Who doesn’t love a mystery? Whether we’re binge-watching a series on Netflix or turning book pages late into the night, we are driven by the desire to uncover clues and figure things out. Many of these stories revolve around a central figure, the protagonist, who works to solve the mystery and save the day.
What are the Jewish Fall Holidays? In Leviticus 23, we read about three holidays, commonly referred to as the “fall feasts.” The underlying fact that we should always keep in mind is that Scripture clarifies that these special seasons are not merely “Jewish” holidays—they are the Lord’s! In the opening of that chapter, Adonai clearly […]
Sukkot celebrates God tabernacling among the children of Israel during their forty years in the wilderness as His presence led them as a cloud of smoke by day and as a pillar of fire by night. In light of this, there is a heightened theological significance of John 1:14: “And the Word became flesh and tabernacled among us.” I believe Yeshua-Jesus was born on Sukkot, for He is Emmanuel, God among us, the presence of the Lord dwelling among His people once again like He did in the desert.
The scapegoat represented the sins of the nation; Yom Kippur points to the ultimate redemption of the world, the fullness of redemption. A redemption is paid for, not by the blood of an animal, which still leaves a deficit, but by Yeshua’s blood, marking the debt PAID IN FULL.
For most of the last 2,000 years, the Church has not focused much on the biblical Jewish holidays. This historical fact can leave many Gentile followers of Yeshua, wondering, “Why should I celebrate the Jewish holidays?” This question is excellent, and I think it presents an opportunity to grow and learn.
As we celebrated Rosh Hashana last fall, we entered the Jewish year 5780—a new year and a new decade (the 80s are back, baby!). We’re in the year/decade of the mouth, and more significantly, Breakthrough. We’ve entered a prophetic season of supernatural strength and power to overcome.
WHEN WORLDS COLLIDE The saga of faith and fear, of heaven and earth The most solemn day on the Jewish calendar is Tisha B’Av—the ninth day of Av. It is a time for mourning as a community. On (or around) this day throughout history, many calamities have befallen the Jewish people. Consider some of these […]
The Shema Explained:
One of the most well-loved works from the nineteenth-century English preacher Charles Spurgeon in his devotional, Morning and Evening. For centuries, Anglicans have observed the morning and evening “office” (prayer service). These daily rhythms of prayer didn’t emerge a hundred or even a thousand years ago; their roots go back to the Shema, the foundational Jewish prayer.
By the Numbers: Scripture’s Glory or Mystical Secrets? One of my favorite stops on our tours of Israel is the Israel Museum that features the Shrine of the Book containing the famous Dead Sea Scrolls. There we discover ancient copies of the Scriptures that pre-date Yeshua by three centuries.
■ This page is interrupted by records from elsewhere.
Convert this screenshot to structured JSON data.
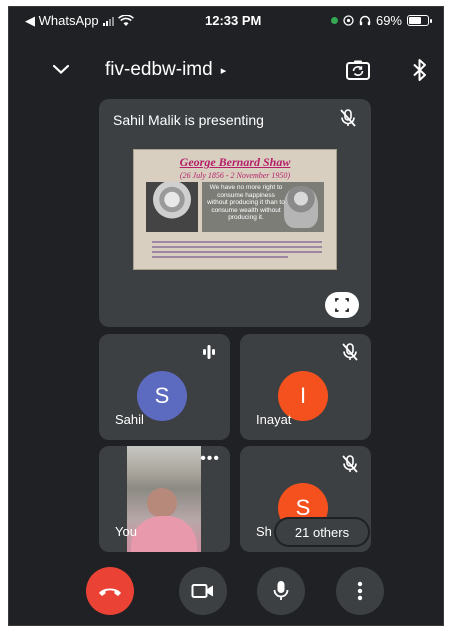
{
  "status_bar": {
    "back_app": "◀ WhatsApp",
    "time": "12:33 PM",
    "battery_percent": "69%",
    "battery_level": 0.69
  },
  "header": {
    "meeting_code": "fiv-edbw-imd",
    "caret": "▸"
  },
  "presentation": {
    "label": "Sahil Malik is presenting",
    "slide_title": "George Bernard Shaw",
    "slide_dates": "(26 July 1856 - 2 November 1950)",
    "slide_quote": "We have no more right to consume happiness without producing it than to consume wealth without producing it."
  },
  "participants": [
    {
      "name": "Sahil",
      "initial": "S",
      "avatar_color": "#5c6bc0",
      "mic": "speaking"
    },
    {
      "name": "Inayat",
      "initial": "I",
      "avatar_color": "#f4511e",
      "mic": "muted"
    },
    {
      "name": "You",
      "video": true,
      "mic": "on"
    },
    {
      "name": "Sh",
      "initial": "S",
      "avatar_color": "#f4511e",
      "mic": "muted"
    }
  ],
  "others_label": "21 others",
  "controls": {
    "end_call_color": "#ea4335",
    "button_color": "#3c4043"
  },
  "colors": {
    "background": "#202124",
    "tile": "#3c4043"
  }
}
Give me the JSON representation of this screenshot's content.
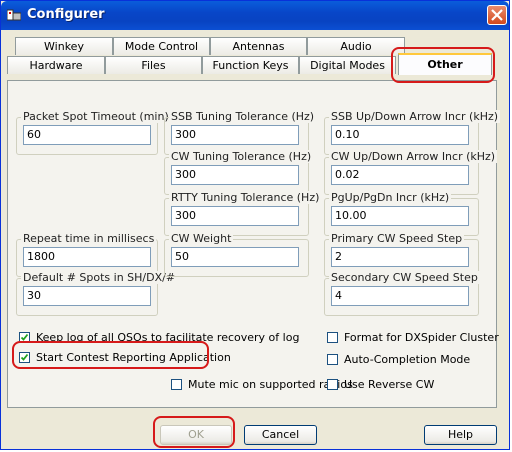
{
  "window": {
    "title": "Configurer"
  },
  "tabs_row1": [
    {
      "label": "Winkey"
    },
    {
      "label": "Mode Control"
    },
    {
      "label": "Antennas"
    },
    {
      "label": "Audio"
    }
  ],
  "tabs_row2": [
    {
      "label": "Hardware"
    },
    {
      "label": "Files"
    },
    {
      "label": "Function Keys"
    },
    {
      "label": "Digital Modes"
    },
    {
      "label": "Other"
    }
  ],
  "active_tab": "Other",
  "fields": {
    "packet_spot_timeout": {
      "label": "Packet Spot Timeout (min)",
      "value": "60"
    },
    "ssb_tuning_tolerance": {
      "label": "SSB Tuning Tolerance (Hz)",
      "value": "300"
    },
    "ssb_updown_incr": {
      "label": "SSB Up/Down Arrow Incr (kHz)",
      "value": "0.10"
    },
    "cw_tuning_tolerance": {
      "label": "CW Tuning Tolerance (Hz)",
      "value": "300"
    },
    "cw_updown_incr": {
      "label": "CW Up/Down Arrow Incr (kHz)",
      "value": "0.02"
    },
    "rtty_tuning_tolerance": {
      "label": "RTTY Tuning Tolerance (Hz)",
      "value": "300"
    },
    "pgup_pgdn_incr": {
      "label": "PgUp/PgDn Incr (kHz)",
      "value": "10.00"
    },
    "repeat_time": {
      "label": "Repeat time in millisecs",
      "value": "1800"
    },
    "cw_weight": {
      "label": "CW Weight",
      "value": "50"
    },
    "primary_cw_speed_step": {
      "label": "Primary CW Speed Step",
      "value": "2"
    },
    "default_spots": {
      "label": "Default # Spots in SH/DX/#",
      "value": "30"
    },
    "secondary_cw_speed_step": {
      "label": "Secondary CW Speed Step",
      "value": "4"
    }
  },
  "checkboxes": {
    "keep_log": {
      "label": "Keep log of all QSOs to facilitate recovery of log",
      "checked": true
    },
    "start_contest_reporting": {
      "label": "Start Contest Reporting Application",
      "checked": true
    },
    "mute_mic": {
      "label": "Mute mic on supported radios",
      "checked": false
    },
    "format_dxspider": {
      "label": "Format for DXSpider Cluster",
      "checked": false
    },
    "auto_completion": {
      "label": "Auto-Completion Mode",
      "checked": false
    },
    "use_reverse_cw": {
      "label": "Use Reverse CW",
      "checked": false
    }
  },
  "buttons": {
    "ok": "OK",
    "cancel": "Cancel",
    "help": "Help"
  },
  "colors": {
    "highlight": "#d61a1a",
    "titlebar": "#0846c8",
    "active_tab_accent": "#ffc83c"
  }
}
And guess what? They’re not written […]
My latest book, Breakthrough: Living A Life That Overflows lays out a blueprint for Kingdom expansion during this new decade on the Jewish calendar. If you’re like me, you want to see God’s Presence, Power, and Provision in your life like never before. We know that God is for us, and He is faithful to […]